— DATA RECORDS —
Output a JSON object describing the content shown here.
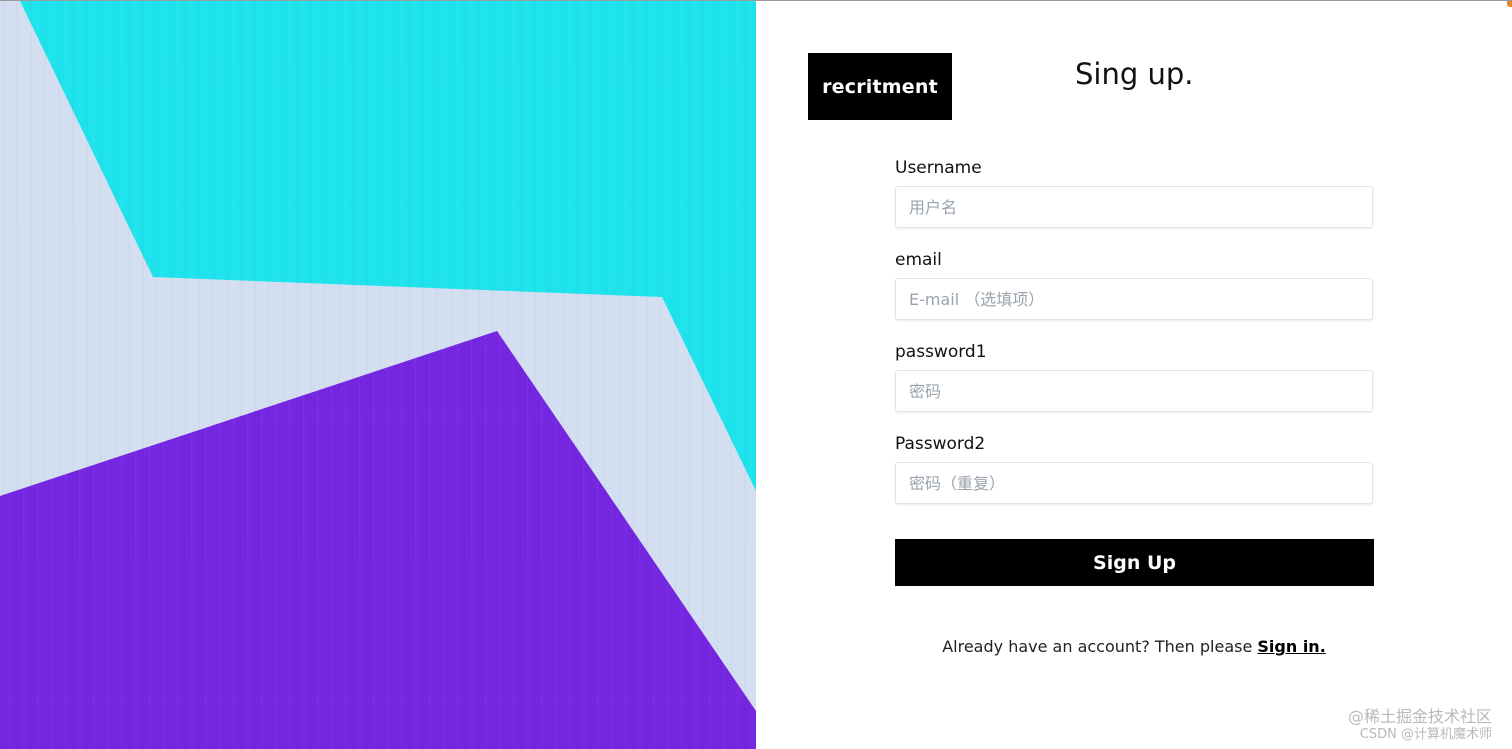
{
  "logo": {
    "text": "recritment"
  },
  "page_title": "Sing up.",
  "form": {
    "fields": [
      {
        "label": "Username",
        "placeholder": "用户名"
      },
      {
        "label": "email",
        "placeholder": "E-mail （选填项）"
      },
      {
        "label": "password1",
        "placeholder": "密码"
      },
      {
        "label": "Password2",
        "placeholder": "密码（重复）"
      }
    ],
    "submit_label": "Sign Up"
  },
  "signin": {
    "prompt": "Already have an account? Then please ",
    "link_label": "Sign in."
  },
  "watermark": {
    "line1": "@稀土掘金技术社区",
    "line2": "CSDN @计算机魔术师"
  },
  "colors": {
    "hero_cyan": "#1ee3ec",
    "hero_light": "#d3def1",
    "hero_purple": "#7526e0",
    "accent_black": "#000000"
  }
}
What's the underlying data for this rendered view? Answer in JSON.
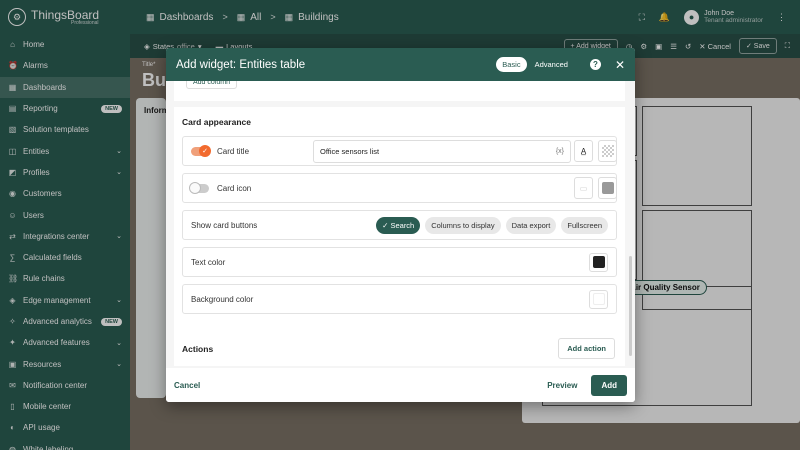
{
  "app": {
    "name": "ThingsBoard",
    "edition": "Professional"
  },
  "breadcrumb": [
    {
      "label": "Dashboards",
      "icon": "dashboards-icon"
    },
    {
      "label": "All",
      "icon": "dashboards-icon"
    },
    {
      "label": "Buildings",
      "icon": "dashboards-icon"
    }
  ],
  "user": {
    "name": "John Doe",
    "role": "Tenant administrator"
  },
  "sidebar": {
    "items": [
      {
        "label": "Home",
        "icon": "home-icon"
      },
      {
        "label": "Alarms",
        "icon": "bell-icon"
      },
      {
        "label": "Dashboards",
        "icon": "dashboards-icon",
        "active": true
      },
      {
        "label": "Reporting",
        "icon": "reporting-icon",
        "badge": "NEW"
      },
      {
        "label": "Solution templates",
        "icon": "templates-icon"
      },
      {
        "label": "Entities",
        "icon": "entities-icon",
        "expandable": true
      },
      {
        "label": "Profiles",
        "icon": "profiles-icon",
        "expandable": true
      },
      {
        "label": "Customers",
        "icon": "customers-icon"
      },
      {
        "label": "Users",
        "icon": "users-icon"
      },
      {
        "label": "Integrations center",
        "icon": "integrations-icon",
        "expandable": true
      },
      {
        "label": "Calculated fields",
        "icon": "calculated-icon"
      },
      {
        "label": "Rule chains",
        "icon": "rule-chains-icon"
      },
      {
        "label": "Edge management",
        "icon": "edge-icon",
        "expandable": true
      },
      {
        "label": "Advanced analytics",
        "icon": "analytics-icon",
        "badge": "NEW"
      },
      {
        "label": "Advanced features",
        "icon": "features-icon",
        "expandable": true
      },
      {
        "label": "Resources",
        "icon": "resources-icon",
        "expandable": true
      },
      {
        "label": "Notification center",
        "icon": "notification-icon"
      },
      {
        "label": "Mobile center",
        "icon": "mobile-icon"
      },
      {
        "label": "API usage",
        "icon": "api-icon"
      },
      {
        "label": "White labeling",
        "icon": "white-label-icon"
      }
    ]
  },
  "toolbar": {
    "states_label": "States",
    "states_value": "office",
    "layouts_label": "Layouts",
    "add_widget_label": "+ Add widget",
    "cancel_label": "Cancel",
    "save_label": "Save"
  },
  "dashboard": {
    "title_label": "Title*",
    "title": "Bui",
    "info_label": "Inform",
    "sensor_tag": "r Air Quality Sensor"
  },
  "dialog": {
    "title_prefix": "Add widget:",
    "title_name": "Entities table",
    "mode_basic": "Basic",
    "mode_advanced": "Advanced",
    "partial_button": "Add column",
    "card_appearance_title": "Card appearance",
    "card_title_label": "Card title",
    "card_title_value": "Office sensors list",
    "var_icon_text": "{x}",
    "card_icon_label": "Card icon",
    "show_buttons_label": "Show card buttons",
    "buttons": [
      {
        "label": "Search",
        "selected": true
      },
      {
        "label": "Columns to display",
        "selected": false
      },
      {
        "label": "Data export",
        "selected": false
      },
      {
        "label": "Fullscreen",
        "selected": false
      }
    ],
    "text_color_label": "Text color",
    "text_color": "#222222",
    "background_color_label": "Background color",
    "background_color": "#ffffff",
    "actions_title": "Actions",
    "add_action_label": "Add action",
    "cancel_label": "Cancel",
    "preview_label": "Preview",
    "add_label": "Add"
  },
  "colors": {
    "primary": "#2a5c52",
    "accent": "#f26a2e"
  }
}
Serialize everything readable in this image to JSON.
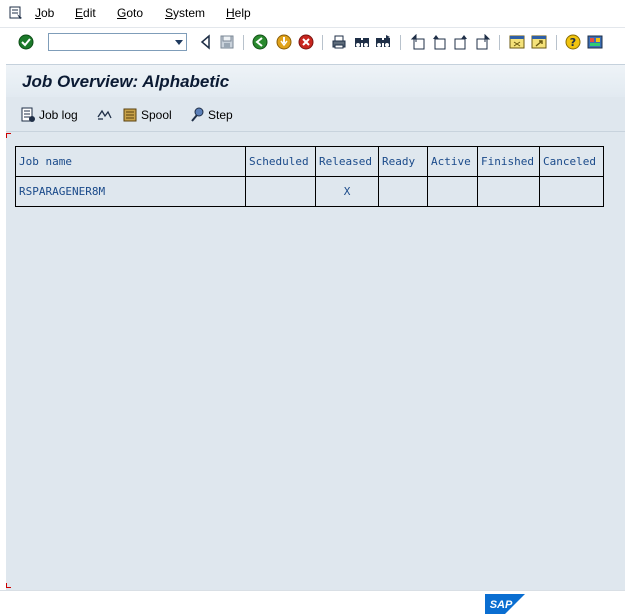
{
  "menu": {
    "items": [
      "Job",
      "Edit",
      "Goto",
      "System",
      "Help"
    ]
  },
  "toolbar": {
    "command_field_value": "",
    "icons": [
      "enter-icon",
      "back-icon",
      "save-icon",
      "green-back-icon",
      "exit-icon",
      "cancel-icon",
      "print-icon",
      "find-icon",
      "find-next-icon",
      "first-page-icon",
      "previous-page-icon",
      "next-page-icon",
      "last-page-icon",
      "create-session-icon",
      "shortcut-icon",
      "help-icon",
      "layout-icon"
    ]
  },
  "page": {
    "title": "Job Overview: Alphabetic"
  },
  "app_toolbar": {
    "job_log": "Job log",
    "spool": "Spool",
    "step": "Step"
  },
  "table": {
    "headers": [
      "Job name",
      "Scheduled",
      "Released",
      "Ready",
      "Active",
      "Finished",
      "Canceled"
    ],
    "rows": [
      [
        "RSPARAGENER8M",
        "",
        "X",
        "",
        "",
        "",
        ""
      ]
    ]
  },
  "colors": {
    "background": "#dfe7ee",
    "table_text": "#1a4a8a",
    "sap_logo_blue": "#0a6ed1"
  },
  "status": {
    "logo_text": "SAP"
  }
}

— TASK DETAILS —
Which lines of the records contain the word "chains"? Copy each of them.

— TASK ANSWER —
        "label": "Rule chains",
        "icon": "rule-chains-icon"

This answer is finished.